Gittes also produced Harry and Walter Go to New York (1976), starring James Caan, Elliott Gould, Michael Caine and Diane Keaton; Richard Benjamin's Little Nikita (1988), starring Sidney Poitier and River Phoenix; Breaking In (1989), written by John Sayles and starring Burt Reynolds; and The Girl Next Door (2004), starring Emile Hirsch.

Born on May 6, 1936, in Brookline, Mass., Gittes attended the University of Massachusetts at Amherst. He started his career as an advertising copywriter and photographer in New York, shooting such up-and-comers as Nicholson, Gould and Liza Minnelli and acts that played The Bottom Line, including Woody Allen, Cass Elliot and Bill Cosby.

Gittes became friends with producer Roy Silver, who brought Gittes out to Hollywood, and they produced the 1969 pilot for the Cosby animated series Hey, Hey, Hey, It's Fat Albert.

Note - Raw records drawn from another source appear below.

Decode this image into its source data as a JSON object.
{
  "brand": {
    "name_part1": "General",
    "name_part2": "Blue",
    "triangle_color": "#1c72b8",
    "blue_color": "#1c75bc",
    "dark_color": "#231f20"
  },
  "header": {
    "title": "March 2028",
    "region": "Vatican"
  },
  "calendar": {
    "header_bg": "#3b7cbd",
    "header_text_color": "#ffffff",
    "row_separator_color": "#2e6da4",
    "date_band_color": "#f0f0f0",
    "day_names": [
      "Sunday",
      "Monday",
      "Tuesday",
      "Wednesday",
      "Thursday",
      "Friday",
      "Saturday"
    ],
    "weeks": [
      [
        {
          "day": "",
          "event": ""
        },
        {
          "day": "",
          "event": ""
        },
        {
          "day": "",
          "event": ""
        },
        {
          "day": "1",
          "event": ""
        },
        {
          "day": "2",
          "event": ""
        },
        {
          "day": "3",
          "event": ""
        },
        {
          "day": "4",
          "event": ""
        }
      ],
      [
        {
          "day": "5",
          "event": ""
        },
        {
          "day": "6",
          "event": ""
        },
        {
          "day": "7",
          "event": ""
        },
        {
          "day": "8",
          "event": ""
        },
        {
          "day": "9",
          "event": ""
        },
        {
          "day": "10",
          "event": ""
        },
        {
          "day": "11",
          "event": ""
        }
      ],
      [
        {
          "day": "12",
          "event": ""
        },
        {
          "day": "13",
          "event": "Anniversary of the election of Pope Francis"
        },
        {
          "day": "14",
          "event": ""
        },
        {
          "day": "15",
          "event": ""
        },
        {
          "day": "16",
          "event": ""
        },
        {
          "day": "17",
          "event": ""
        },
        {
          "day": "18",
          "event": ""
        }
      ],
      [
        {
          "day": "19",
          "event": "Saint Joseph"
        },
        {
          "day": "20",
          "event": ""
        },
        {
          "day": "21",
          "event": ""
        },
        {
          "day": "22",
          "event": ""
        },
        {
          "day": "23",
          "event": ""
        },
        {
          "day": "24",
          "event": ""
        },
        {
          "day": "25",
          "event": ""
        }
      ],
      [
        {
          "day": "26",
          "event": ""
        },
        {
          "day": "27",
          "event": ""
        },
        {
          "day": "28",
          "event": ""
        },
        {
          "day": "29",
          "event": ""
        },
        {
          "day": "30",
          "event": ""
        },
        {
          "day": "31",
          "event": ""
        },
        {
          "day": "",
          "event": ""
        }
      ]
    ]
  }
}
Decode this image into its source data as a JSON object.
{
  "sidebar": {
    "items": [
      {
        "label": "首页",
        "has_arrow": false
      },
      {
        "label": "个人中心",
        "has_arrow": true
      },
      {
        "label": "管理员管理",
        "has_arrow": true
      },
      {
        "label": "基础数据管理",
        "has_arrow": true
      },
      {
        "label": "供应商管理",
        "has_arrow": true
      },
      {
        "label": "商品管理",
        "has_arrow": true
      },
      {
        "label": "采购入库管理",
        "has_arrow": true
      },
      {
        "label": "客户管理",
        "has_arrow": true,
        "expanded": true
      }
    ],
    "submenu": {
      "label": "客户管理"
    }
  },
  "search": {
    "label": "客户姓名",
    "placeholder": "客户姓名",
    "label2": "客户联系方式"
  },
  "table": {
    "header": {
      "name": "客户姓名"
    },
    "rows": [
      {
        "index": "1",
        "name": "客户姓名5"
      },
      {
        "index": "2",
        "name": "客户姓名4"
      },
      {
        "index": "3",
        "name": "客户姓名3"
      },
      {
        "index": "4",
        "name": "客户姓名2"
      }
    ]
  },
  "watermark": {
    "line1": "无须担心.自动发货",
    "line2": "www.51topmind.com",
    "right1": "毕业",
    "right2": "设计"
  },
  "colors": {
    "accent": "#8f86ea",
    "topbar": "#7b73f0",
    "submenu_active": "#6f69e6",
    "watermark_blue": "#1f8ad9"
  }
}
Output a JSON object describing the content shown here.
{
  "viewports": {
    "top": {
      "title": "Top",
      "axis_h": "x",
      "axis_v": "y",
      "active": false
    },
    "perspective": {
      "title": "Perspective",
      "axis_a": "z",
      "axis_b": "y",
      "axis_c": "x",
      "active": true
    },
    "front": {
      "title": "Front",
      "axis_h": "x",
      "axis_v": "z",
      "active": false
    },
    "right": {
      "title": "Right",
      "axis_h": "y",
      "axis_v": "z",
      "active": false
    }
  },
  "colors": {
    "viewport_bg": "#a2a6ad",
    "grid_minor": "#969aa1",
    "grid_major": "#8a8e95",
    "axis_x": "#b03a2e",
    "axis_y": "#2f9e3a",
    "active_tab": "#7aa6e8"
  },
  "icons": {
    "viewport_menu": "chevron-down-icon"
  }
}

Gittes landed a job with BBS Productions, co-founded by Bob Rafelson and Bert Schneider, and co-produced Drive, He Said (1971), directed and co-written by Nicholson.

Gittes later got a hold of the Louis Begley novel that eventually became Alexander Payne's About Schmidt. Nicholson received his 12th (and most recent) Oscar nomination for his performance.

Nicholson's legendary character in Chinatown, L.A. private eye J.J. Gittes, is named for his friend and producer.

Gittes' survivors include his wife, lawyer Christine Cuddy, and children Michael and Julia.